> **Problem to work on**:
Copy each record exactly and skip its pictures.

> **Supplied material**:
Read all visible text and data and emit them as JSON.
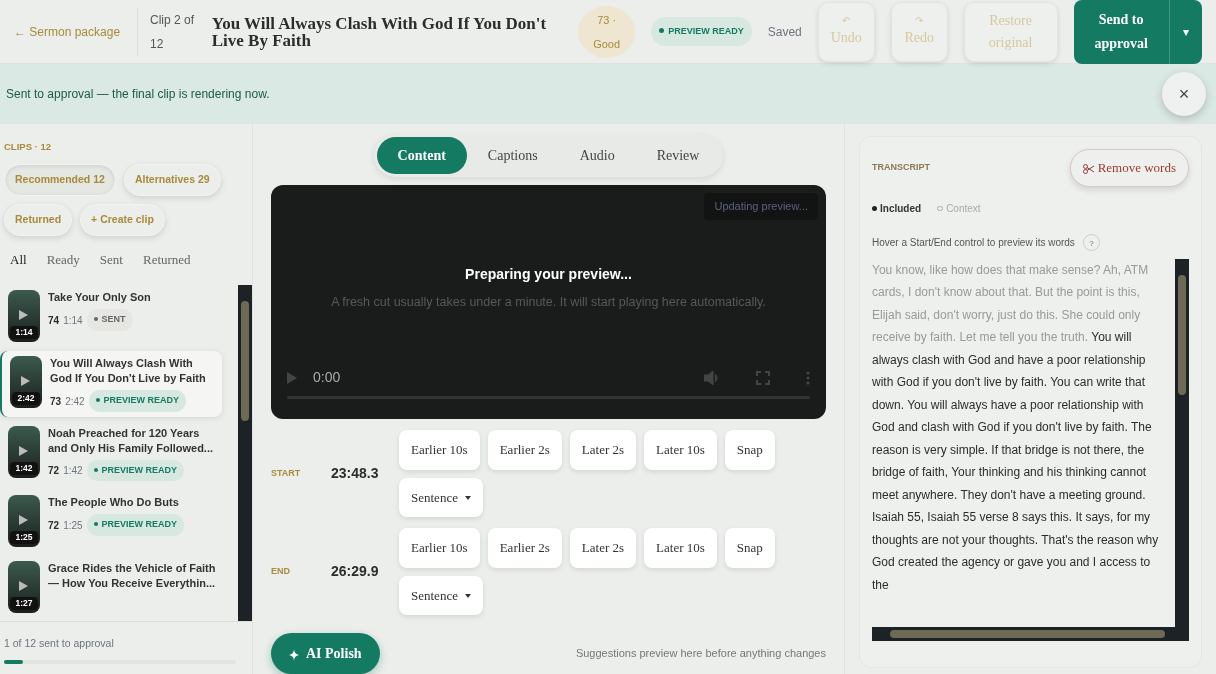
{
  "header": {
    "back_link": "← Sermon package",
    "clip_position": "Clip 2 of 12",
    "title": "You Will Always Clash With God If You Don't Live By Faith",
    "score": "73 · Good",
    "status_badge": "PREVIEW READY",
    "save_state": "Saved",
    "actions": [
      {
        "label": "Undo",
        "icon": "↶",
        "disabled": true
      },
      {
        "label": "Redo",
        "icon": "↷",
        "disabled": true
      },
      {
        "label": "Restore original",
        "disabled": true
      }
    ],
    "primary_action": {
      "label": "Send to approval",
      "caret": "▾"
    }
  },
  "banner": {
    "message": "Sent to approval — the final clip is rendering now.",
    "close": "×"
  },
  "sidebar": {
    "heading": "CLIPS · 12",
    "chips": [
      {
        "label": "Recommended 12",
        "selected": true
      },
      {
        "label": "Alternatives 29",
        "selected": false
      },
      {
        "label": "Returned",
        "selected": false
      },
      {
        "label": "+ Create clip",
        "selected": false
      }
    ],
    "filters": [
      {
        "label": "All",
        "selected": true
      },
      {
        "label": "Ready",
        "selected": false
      },
      {
        "label": "Sent",
        "selected": false
      },
      {
        "label": "Returned",
        "selected": false
      }
    ],
    "clips": [
      {
        "title": "Take Your Only Son",
        "thumb_duration": "1:14",
        "score": "74",
        "duration": "1:14",
        "status": "SENT",
        "kind": "sent",
        "selected": false
      },
      {
        "title": "You Will Always Clash With God If You Don't Live by Faith",
        "thumb_duration": "2:42",
        "score": "73",
        "duration": "2:42",
        "status": "PREVIEW READY",
        "kind": "ready",
        "selected": true
      },
      {
        "title": "Noah Preached for 120 Years and Only His Family Followed...",
        "thumb_duration": "1:42",
        "score": "72",
        "duration": "1:42",
        "status": "PREVIEW READY",
        "kind": "ready",
        "selected": false
      },
      {
        "title": "The People Who Do Buts",
        "thumb_duration": "1:25",
        "score": "72",
        "duration": "1:25",
        "status": "PREVIEW READY",
        "kind": "ready",
        "selected": false
      },
      {
        "title": "Grace Rides the Vehicle of Faith — How You Receive Everythin...",
        "thumb_duration": "1:27",
        "selected": false
      }
    ],
    "footer": {
      "text": "1 of 12 sent to approval",
      "level": 0.08
    }
  },
  "editor": {
    "tabs": [
      {
        "label": "Content",
        "selected": true
      },
      {
        "label": "Captions",
        "selected": false
      },
      {
        "label": "Audio",
        "selected": false
      },
      {
        "label": "Review",
        "selected": false
      }
    ],
    "player": {
      "badge": "Updating preview...",
      "title": "Preparing your preview...",
      "subtitle": "A fresh cut usually takes under a minute. It will start playing here automatically.",
      "time": "0:00"
    },
    "trims": [
      {
        "label": "START",
        "time": "23:48.3",
        "buttons": [
          "Earlier 10s",
          "Earlier 2s",
          "Later 2s",
          "Later 10s",
          "Snap"
        ],
        "dropdown": "Sentence"
      },
      {
        "label": "END",
        "time": "26:29.9",
        "buttons": [
          "Earlier 10s",
          "Earlier 2s",
          "Later 2s",
          "Later 10s",
          "Snap"
        ],
        "dropdown": "Sentence"
      }
    ],
    "polish_button": "AI Polish",
    "hint": "Suggestions preview here before anything changes"
  },
  "transcript": {
    "heading": "TRANSCRIPT",
    "remove_button": "Remove words",
    "legend": [
      {
        "label": "Included",
        "kind": "included"
      },
      {
        "label": "Context",
        "kind": "context"
      }
    ],
    "hint": "Hover a Start/End control to preview its words",
    "help": "?",
    "segments": [
      {
        "text": "You know, like how does that make sense?  Ah, ATM cards, I don't know about that.  But the point is this, Elijah said, don't worry, just do this.  She could only receive by faith.  Let me tell you the truth. ",
        "included": false
      },
      {
        "text": " You will always clash with God and have a poor relationship with God if you don't live by faith.  You can write that down.  You will always have a poor relationship with God and clash with God if you don't live by faith.  The reason is very simple.  If that bridge is not there, the bridge of faith, Your thinking and his thinking cannot meet anywhere.  They don't have a meeting ground.  Isaiah 55, Isaiah 55 verse 8 says this.  It says, for my thoughts are not your thoughts.  That's the reason why God created the agency or gave you and I access to the",
        "included": true
      }
    ]
  }
}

> **Solved exercise**:
Read all visible text and data and emit them as JSON.
{
  "header": {
    "back_link": "← Sermon package",
    "clip_position": "Clip 2 of 12",
    "title": "You Will Always Clash With God If You Don't Live By Faith",
    "score": "73 · Good",
    "status_badge": "PREVIEW READY",
    "save_state": "Saved",
    "actions": [
      {
        "label": "Undo",
        "icon": "↶",
        "disabled": true
      },
      {
        "label": "Redo",
        "icon": "↷",
        "disabled": true
      },
      {
        "label": "Restore original",
        "disabled": true
      }
    ],
    "primary_action": {
      "label": "Send to approval",
      "caret": "▾"
    }
  },
  "banner": {
    "message": "Sent to approval — the final clip is rendering now.",
    "close": "×"
  },
  "sidebar": {
    "heading": "CLIPS · 12",
    "chips": [
      {
        "label": "Recommended 12",
        "selected": true
      },
      {
        "label": "Alternatives 29",
        "selected": false
      },
      {
        "label": "Returned",
        "selected": false
      },
      {
        "label": "+ Create clip",
        "selected": false
      }
    ],
    "filters": [
      {
        "label": "All",
        "selected": true
      },
      {
        "label": "Ready",
        "selected": false
      },
      {
        "label": "Sent",
        "selected": false
      },
      {
        "label": "Returned",
        "selected": false
      }
    ],
    "clips": [
      {
        "title": "Take Your Only Son",
        "thumb_duration": "1:14",
        "score": "74",
        "duration": "1:14",
        "status": "SENT",
        "kind": "sent",
        "selected": false
      },
      {
        "title": "You Will Always Clash With God If You Don't Live by Faith",
        "thumb_duration": "2:42",
        "score": "73",
        "duration": "2:42",
        "status": "PREVIEW READY",
        "kind": "ready",
        "selected": true
      },
      {
        "title": "Noah Preached for 120 Years and Only His Family Followed...",
        "thumb_duration": "1:42",
        "score": "72",
        "duration": "1:42",
        "status": "PREVIEW READY",
        "kind": "ready",
        "selected": false
      },
      {
        "title": "The People Who Do Buts",
        "thumb_duration": "1:25",
        "score": "72",
        "duration": "1:25",
        "status": "PREVIEW READY",
        "kind": "ready",
        "selected": false
      },
      {
        "title": "Grace Rides the Vehicle of Faith — How You Receive Everythin...",
        "thumb_duration": "1:27",
        "selected": false
      }
    ],
    "footer": {
      "text": "1 of 12 sent to approval",
      "level": 0.08
    }
  },
  "editor": {
    "tabs": [
      {
        "label": "Content",
        "selected": true
      },
      {
        "label": "Captions",
        "selected": false
      },
      {
        "label": "Audio",
        "selected": false
      },
      {
        "label": "Review",
        "selected": false
      }
    ],
    "player": {
      "badge": "Updating preview...",
      "title": "Preparing your preview...",
      "subtitle": "A fresh cut usually takes under a minute. It will start playing here automatically.",
      "time": "0:00"
    },
    "trims": [
      {
        "label": "START",
        "time": "23:48.3",
        "buttons": [
          "Earlier 10s",
          "Earlier 2s",
          "Later 2s",
          "Later 10s",
          "Snap"
        ],
        "dropdown": "Sentence"
      },
      {
        "label": "END",
        "time": "26:29.9",
        "buttons": [
          "Earlier 10s",
          "Earlier 2s",
          "Later 2s",
          "Later 10s",
          "Snap"
        ],
        "dropdown": "Sentence"
      }
    ],
    "polish_button": "AI Polish",
    "hint": "Suggestions preview here before anything changes"
  },
  "transcript": {
    "heading": "TRANSCRIPT",
    "remove_button": "Remove words",
    "legend": [
      {
        "label": "Included",
        "kind": "included"
      },
      {
        "label": "Context",
        "kind": "context"
      }
    ],
    "hint": "Hover a Start/End control to preview its words",
    "help": "?",
    "segments": [
      {
        "text": "You know, like how does that make sense?  Ah, ATM cards, I don't know about that.  But the point is this, Elijah said, don't worry, just do this.  She could only receive by faith.  Let me tell you the truth. ",
        "included": false
      },
      {
        "text": " You will always clash with God and have a poor relationship with God if you don't live by faith.  You can write that down.  You will always have a poor relationship with God and clash with God if you don't live by faith.  The reason is very simple.  If that bridge is not there, the bridge of faith, Your thinking and his thinking cannot meet anywhere.  They don't have a meeting ground.  Isaiah 55, Isaiah 55 verse 8 says this.  It says, for my thoughts are not your thoughts.  That's the reason why God created the agency or gave you and I access to the",
        "included": true
      }
    ]
  }
}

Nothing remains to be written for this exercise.